On Fourth of July Parade Day, though, all attention to sensible parking goes out the window. The chaos that is the average Wal-Mart parking lot has nothing on Fernando Street. People pull in from either end of the street; some park parallel while others K- or Y-turn themselves into a perpendicular position; others just jam in at any old acute angle. Queerly enough, the spot directly in front of the store where people generally park when the road is full remains free of obstruction.

Of course, pulling in is easy. Cars generally filter in one at a time to their final, desired location and orientation. But when the parade ends and everyone wants out....well, bedlam ensues. The people who parallel parked can't move because the ones who parked perpendicular are backing out but then someone who had already begun driving along the street comes along and the person must pull back in...or rush out in disregard of his own safety, causing that other person to slam on the brakes, thereby stymieing the motorized lurch to freedom of an entirely separate batch of people caught in their own traffic tangle.

An apt microcosm of life.

Sunday, July 3, 2011

Glorious Oldening

Though the Dominion is a place of dread and outrage most times, on rare occasions it relents in its torturing of Fernando and allows for merriment and joy.

Well, sort of.

Fernando scheduled a celebration in honor of New Release Tuesday because what isn't worth celebrating about Sucker Punch? That it was his birthday was complete arbitrary coincidence.

And there were guests! Many guests had RSVP'd and food had been prepared, but some of those guests brought some other guests and in the end there was a shortage of everything from cake to chairs. But no matter! Many fine things occurred that evening and Fernando cannot possibly recount all of them, so he shall cover three highlights:

First, Fernando was in a discussion with some of his compatriots about music when one of Fernando's guests mentions Linkin Park. His attention peels from the current topic and he says, “Linkin Park? You realize, right, that they were popular when I was in high school?”

Are you dissing Linkin Park?” asks a guest, who is a young lady that enjoys Linkin Park's discography.

Well, I'm just saying that Linkin Park's relevance now is like Dexy's Midnight Runners' relevance when I was in high school. Besides, Linkin Park is all about being angry and sad, but they're like forty now.”

You're dissing Linkin Park!” accuses the guest's friend, who is also a young lady.

Fernando shrugs. “I'm calling it like I see it. It's all, 'Craaaaaawling in my skiiiiin, these words I cannot somethingsomething! I am angry and sad, so I will yell about it please buy my CD.'”

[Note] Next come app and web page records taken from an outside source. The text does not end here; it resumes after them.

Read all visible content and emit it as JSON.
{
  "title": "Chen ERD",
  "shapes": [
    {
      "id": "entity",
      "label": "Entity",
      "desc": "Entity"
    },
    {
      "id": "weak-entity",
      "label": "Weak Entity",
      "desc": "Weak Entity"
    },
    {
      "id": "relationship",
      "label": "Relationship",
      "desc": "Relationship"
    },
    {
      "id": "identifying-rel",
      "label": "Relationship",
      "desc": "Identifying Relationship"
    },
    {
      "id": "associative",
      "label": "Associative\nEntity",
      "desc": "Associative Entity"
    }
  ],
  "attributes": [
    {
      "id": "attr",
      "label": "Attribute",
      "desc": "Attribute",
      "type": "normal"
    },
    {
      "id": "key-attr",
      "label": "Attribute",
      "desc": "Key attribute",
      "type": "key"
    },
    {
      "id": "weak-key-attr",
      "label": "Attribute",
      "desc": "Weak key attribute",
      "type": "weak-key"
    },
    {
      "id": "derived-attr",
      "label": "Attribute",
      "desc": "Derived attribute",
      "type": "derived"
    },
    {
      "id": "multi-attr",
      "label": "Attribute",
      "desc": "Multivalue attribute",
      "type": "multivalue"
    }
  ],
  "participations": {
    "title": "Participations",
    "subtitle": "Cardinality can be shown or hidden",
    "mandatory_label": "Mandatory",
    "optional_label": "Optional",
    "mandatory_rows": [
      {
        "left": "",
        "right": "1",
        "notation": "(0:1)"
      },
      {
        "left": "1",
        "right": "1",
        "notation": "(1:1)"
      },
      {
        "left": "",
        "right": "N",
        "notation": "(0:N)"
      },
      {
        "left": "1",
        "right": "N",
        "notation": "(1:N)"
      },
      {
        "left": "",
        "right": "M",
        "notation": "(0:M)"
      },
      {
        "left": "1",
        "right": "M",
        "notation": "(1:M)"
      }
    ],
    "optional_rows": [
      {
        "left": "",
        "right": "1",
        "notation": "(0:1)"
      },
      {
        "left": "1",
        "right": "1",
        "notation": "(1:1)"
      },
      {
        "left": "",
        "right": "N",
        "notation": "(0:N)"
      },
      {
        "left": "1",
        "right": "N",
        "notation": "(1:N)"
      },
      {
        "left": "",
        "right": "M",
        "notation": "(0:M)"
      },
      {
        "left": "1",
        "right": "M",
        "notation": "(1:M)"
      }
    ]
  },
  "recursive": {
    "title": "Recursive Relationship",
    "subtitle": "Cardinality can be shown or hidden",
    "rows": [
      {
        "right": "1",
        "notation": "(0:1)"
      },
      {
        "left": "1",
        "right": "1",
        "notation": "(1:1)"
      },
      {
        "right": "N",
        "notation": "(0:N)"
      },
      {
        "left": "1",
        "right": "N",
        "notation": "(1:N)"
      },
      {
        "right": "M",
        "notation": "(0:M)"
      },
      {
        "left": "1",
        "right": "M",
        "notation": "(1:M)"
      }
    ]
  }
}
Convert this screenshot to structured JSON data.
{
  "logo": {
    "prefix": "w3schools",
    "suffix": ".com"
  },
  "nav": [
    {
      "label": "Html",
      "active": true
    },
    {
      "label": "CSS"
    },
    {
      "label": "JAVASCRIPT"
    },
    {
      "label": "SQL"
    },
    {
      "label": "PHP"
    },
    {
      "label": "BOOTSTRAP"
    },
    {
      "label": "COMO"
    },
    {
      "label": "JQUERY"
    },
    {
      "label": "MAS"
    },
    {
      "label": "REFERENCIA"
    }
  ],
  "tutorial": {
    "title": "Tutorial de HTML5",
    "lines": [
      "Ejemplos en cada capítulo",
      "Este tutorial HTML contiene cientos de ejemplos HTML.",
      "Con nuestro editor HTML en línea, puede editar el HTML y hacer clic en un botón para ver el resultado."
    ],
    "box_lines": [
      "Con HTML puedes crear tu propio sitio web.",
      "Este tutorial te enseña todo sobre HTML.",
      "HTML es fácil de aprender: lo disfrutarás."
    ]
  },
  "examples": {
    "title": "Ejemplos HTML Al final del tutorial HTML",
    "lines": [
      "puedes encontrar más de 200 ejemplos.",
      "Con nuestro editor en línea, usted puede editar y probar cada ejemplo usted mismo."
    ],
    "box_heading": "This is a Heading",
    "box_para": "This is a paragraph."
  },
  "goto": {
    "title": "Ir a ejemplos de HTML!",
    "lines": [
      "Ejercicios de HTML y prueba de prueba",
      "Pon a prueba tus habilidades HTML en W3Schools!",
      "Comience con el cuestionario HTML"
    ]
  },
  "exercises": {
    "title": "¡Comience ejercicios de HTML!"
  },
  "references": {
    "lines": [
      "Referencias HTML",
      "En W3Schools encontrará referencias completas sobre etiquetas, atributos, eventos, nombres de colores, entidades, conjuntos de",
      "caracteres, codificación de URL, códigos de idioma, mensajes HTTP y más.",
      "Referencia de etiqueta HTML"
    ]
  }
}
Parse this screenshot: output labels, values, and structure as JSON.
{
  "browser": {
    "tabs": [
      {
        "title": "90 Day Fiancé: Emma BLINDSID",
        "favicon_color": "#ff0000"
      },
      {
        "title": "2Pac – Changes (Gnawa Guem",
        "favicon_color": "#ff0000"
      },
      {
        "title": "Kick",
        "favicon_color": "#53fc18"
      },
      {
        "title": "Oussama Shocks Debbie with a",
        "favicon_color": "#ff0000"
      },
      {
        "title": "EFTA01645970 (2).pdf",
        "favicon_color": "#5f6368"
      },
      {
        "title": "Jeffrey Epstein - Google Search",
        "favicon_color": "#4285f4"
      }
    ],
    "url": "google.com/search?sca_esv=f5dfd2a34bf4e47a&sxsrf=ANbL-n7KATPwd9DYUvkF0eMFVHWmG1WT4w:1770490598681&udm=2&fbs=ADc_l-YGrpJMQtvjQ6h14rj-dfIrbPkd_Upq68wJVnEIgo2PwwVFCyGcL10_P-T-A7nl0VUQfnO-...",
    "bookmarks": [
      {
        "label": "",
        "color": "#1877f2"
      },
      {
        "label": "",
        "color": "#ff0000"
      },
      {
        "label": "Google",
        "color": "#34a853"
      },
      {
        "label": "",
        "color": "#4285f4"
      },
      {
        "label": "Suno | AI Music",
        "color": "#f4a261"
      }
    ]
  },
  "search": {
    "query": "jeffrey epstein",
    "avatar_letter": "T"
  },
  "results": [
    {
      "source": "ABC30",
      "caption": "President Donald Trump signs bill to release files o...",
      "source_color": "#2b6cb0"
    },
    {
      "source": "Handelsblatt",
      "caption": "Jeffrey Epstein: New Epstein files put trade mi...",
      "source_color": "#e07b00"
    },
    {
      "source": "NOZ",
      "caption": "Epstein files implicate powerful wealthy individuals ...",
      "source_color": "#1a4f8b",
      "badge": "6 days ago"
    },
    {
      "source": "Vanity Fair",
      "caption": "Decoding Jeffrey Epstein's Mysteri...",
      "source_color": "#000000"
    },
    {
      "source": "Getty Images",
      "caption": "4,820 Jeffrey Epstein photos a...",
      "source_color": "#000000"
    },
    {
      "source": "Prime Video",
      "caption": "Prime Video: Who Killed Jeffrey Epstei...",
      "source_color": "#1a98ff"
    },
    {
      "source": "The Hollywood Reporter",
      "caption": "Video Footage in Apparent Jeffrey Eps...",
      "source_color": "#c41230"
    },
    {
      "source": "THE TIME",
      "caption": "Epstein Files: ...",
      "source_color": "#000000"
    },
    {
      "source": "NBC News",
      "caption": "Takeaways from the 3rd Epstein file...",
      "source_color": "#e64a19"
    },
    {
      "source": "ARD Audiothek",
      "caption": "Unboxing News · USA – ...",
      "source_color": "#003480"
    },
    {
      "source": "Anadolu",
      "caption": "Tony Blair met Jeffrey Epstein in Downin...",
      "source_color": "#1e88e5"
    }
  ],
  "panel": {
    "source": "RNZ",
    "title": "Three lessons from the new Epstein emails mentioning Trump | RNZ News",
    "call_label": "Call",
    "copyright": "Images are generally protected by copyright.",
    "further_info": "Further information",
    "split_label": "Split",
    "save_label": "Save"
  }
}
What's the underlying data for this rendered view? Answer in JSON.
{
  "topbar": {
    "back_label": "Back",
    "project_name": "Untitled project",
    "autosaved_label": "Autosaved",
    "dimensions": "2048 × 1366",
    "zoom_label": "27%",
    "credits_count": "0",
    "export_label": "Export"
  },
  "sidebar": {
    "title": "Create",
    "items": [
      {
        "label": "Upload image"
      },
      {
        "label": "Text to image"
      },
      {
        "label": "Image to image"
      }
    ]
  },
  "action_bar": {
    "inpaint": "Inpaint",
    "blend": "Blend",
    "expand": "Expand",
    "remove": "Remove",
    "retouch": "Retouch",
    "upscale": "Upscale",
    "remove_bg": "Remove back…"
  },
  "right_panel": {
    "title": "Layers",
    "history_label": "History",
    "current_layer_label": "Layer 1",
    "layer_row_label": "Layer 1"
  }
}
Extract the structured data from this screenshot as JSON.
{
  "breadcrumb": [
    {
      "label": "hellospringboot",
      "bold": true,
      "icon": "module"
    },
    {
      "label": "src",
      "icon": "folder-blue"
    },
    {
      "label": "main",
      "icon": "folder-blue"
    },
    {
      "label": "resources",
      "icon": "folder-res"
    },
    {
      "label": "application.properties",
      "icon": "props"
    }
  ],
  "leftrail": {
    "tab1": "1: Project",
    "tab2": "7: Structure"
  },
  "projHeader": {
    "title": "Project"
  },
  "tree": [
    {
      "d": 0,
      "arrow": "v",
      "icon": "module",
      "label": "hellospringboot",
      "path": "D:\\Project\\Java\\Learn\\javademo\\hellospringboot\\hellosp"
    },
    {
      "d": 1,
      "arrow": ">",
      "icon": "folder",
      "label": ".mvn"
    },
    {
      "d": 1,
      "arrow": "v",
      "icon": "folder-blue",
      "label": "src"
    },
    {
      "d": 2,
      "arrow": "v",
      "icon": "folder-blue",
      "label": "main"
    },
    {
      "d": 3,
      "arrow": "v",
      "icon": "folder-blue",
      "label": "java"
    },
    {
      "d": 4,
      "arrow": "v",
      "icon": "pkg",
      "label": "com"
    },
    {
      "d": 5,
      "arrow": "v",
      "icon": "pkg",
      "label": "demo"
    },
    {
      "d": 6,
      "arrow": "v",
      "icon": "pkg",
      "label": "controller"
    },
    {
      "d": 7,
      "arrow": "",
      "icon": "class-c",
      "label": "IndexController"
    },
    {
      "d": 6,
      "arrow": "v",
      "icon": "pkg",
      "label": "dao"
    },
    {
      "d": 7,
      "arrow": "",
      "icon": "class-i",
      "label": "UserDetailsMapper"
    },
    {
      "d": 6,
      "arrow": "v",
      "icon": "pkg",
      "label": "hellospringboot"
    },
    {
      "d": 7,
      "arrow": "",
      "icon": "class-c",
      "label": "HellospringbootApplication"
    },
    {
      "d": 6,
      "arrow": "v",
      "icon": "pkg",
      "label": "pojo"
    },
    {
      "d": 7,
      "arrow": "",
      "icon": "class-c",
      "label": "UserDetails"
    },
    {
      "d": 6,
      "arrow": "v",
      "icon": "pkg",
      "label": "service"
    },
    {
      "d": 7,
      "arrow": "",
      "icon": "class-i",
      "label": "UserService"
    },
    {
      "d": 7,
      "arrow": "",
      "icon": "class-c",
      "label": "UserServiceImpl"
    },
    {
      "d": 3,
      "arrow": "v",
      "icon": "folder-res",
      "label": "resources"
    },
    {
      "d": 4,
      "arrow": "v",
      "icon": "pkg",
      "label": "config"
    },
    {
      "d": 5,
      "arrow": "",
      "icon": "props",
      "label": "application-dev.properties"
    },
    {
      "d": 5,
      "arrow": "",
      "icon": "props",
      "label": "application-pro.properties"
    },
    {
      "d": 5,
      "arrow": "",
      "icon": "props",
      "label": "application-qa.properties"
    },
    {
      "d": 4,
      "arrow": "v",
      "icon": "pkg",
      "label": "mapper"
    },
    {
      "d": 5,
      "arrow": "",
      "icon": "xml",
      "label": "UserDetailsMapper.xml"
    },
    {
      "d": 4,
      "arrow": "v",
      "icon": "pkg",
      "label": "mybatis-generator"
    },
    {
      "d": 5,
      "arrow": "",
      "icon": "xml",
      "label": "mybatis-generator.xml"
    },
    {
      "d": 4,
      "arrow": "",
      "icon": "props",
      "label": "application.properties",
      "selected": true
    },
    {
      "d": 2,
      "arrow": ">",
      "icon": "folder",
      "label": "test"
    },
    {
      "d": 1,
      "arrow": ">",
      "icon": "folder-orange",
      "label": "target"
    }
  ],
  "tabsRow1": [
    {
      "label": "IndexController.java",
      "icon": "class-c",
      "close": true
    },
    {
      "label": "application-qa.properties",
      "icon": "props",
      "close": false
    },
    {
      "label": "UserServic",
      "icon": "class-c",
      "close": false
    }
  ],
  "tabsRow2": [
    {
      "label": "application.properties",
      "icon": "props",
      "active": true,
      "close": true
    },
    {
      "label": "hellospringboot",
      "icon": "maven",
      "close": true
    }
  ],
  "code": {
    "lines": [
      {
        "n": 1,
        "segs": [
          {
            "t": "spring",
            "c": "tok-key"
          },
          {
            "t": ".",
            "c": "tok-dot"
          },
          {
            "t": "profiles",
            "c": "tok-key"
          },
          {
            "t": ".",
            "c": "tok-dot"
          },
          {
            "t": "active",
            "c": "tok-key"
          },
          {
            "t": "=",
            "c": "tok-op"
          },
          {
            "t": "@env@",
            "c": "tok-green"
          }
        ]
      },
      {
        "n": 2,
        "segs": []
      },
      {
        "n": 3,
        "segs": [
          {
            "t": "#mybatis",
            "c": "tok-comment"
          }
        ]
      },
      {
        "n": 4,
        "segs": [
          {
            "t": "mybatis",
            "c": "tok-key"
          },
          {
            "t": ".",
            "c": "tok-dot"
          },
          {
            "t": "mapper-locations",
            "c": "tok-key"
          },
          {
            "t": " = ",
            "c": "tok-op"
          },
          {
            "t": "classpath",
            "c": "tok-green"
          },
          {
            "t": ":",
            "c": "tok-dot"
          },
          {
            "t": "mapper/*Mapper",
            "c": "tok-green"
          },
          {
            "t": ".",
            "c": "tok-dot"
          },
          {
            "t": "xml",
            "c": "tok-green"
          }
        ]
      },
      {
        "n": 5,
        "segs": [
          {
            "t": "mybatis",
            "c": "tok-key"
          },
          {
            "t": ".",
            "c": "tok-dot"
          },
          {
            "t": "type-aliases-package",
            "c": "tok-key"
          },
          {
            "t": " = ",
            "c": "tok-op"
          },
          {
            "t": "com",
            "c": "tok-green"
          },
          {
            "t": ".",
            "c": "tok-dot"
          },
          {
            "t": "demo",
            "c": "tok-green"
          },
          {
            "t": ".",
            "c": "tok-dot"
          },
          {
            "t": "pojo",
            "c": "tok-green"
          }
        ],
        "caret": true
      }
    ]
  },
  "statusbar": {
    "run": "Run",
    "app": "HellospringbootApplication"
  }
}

The two young ladies at this juncture did the real life equivalent of ragequitting while some of Fernando's other guests cheered and laughed. But according to some of Fernando's more musically aware friends, Linkin Park's music has matured since the early 2000s. So perhaps they are significantly less screamy nowadays and Fernando's broad strokes were in error. However, that which is said cannot be unsaid.

Second, one of Fernando's friends who could not make it to the jamboree bequeathed unto him a most wondrous gift: a copy of Friday! Now he can share that cinematic masterpiece with all the world.

Finally, another of Fernando's guests bequeathed unto him a five ounce bottle of liquid joy labeled “Dave's Insanity Sauce.” The first thing Fernando does? Unscrews the top and shoved a properly coated fingertipful into his mouth.

Hey, this stuff's not too bad,” says Fernando. Then the capsaicin kicks in. “Ghek.”

Your face is turning red,” says one of Fernando's guests.

Yeah, and your eyes are watering,” notes another.

But Fernando, despite his body's instinctual reaction to the sudden arrival of a chemical irritant, is filled with ecstasy. And once the initial “holy crap this is spicy” has passed, Fernando begins consuming it in measured amounts with the delicacies made available at this New Release Tuesday Jamboree. In the end his tongue is bright red and on fire and it is marvelous.

The rolling of bones ensued and death was had, and overall it was a good day. Too bad it only comes once a year.